    2. A death is not the property of the life taken. It becomes something of its own. It activates networks in grief and anger and politics. The deaths, now three of them, become, for at least a short while, actors themselves. Sometimes they rise high and become something greater in combination. Jesus, Moses were symbols; new deaths may become symbols too. If you decry the deaths of your enemy, how shall you ever have something not enemy?

      Reply to Comment
    3. The Trespasser

      PHOTOS: Palestinian protesters clash with Israeli forces after death of convicted terrorist.

      – I know there is much we can learn from each other, if we can negotiate a truce. We can find a way to co-exist. Can there be a peace between us?
      – Peace? No peace.
      – What is it you want us to do?
      – Die… Die.

      http://www.youtube.com/watch?v=6J3mYaAZJ68

      Reply to Comment
      • Gearoid

        You really disgust me. You really do. This supremacist bullsh*t you spout, the racism. You really think you’re better than Palestinians don’t you? You really think that because you’re a Jew you’re better?

        People like you are the reason there is no peace. It’s not Jews versus Muslims, or Jews vs Arabs. It’s their worthless supremacist cowards against supremacist cowards like you.

        If there is any justice in this world the gods will show you the scum you are an a human being will rise out of the muck.

        Until then I hope some of the ills you spread and wish on others come back to you.

        Reply to Comment
        • The Trespasser

          >You really disgust me. You really do.

          Excellent.

          >This supremacist bullsh*t you spout, the racism.

          Calling a terrorist “a terrorist” is racist? Why? because the terrorist is an Arab?

          >You really think you’re better than Palestinians don’t you?

          As a matter of fact, I do not.

          >You really think that because you’re a Jew you’re better?

          I’ve never claimed anything like that. Do not project your petty racist ego onto others.

          >People like you are the reason there is no peace.

          Oh, what a shame. I thought that terrorists and population supporting them is to blame.

          >It’s not Jews versus Muslims, or Jews vs Arabs. It’s their worthless supremacist cowards against supremacist cowards like you.

          Lie.

          >If there is any justice in this world the gods will show you the scum you are an a human being will rise out of the muck.

          Wipe your spit off the screen. It would leave marks.

          >Until then I hope some of the ills you spread and wish on others come back to you.

          Calling a terrorist “a terrorist” is spreading and wishing ill?
          Yeah, right.
          Here – have a look: http://www.youtube.com/watch?v=wXSjrq469CA
          Make sure you are watching till the end.

          Reply to Comment
        • Gearoid, Tress. waits for angry responses as a form of vindication.

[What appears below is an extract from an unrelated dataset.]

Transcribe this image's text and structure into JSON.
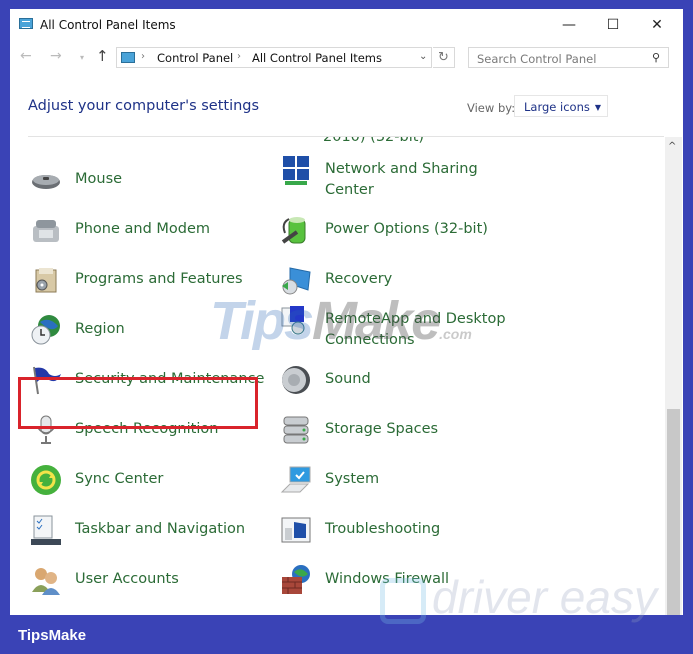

          In this way, the human content of the ActiveStills photos are submerged. I think it essential to see equivalent photos of such in Israel as well. Racial labels are the engine making the situations of these photos. We have to find a new way to deal with race. I think the Israeli Declaration of Independence has the beginnings of an answer. I still think the answer beings with Israeli jurispurdence–Israeli jurisprudence.

          Reply to Comment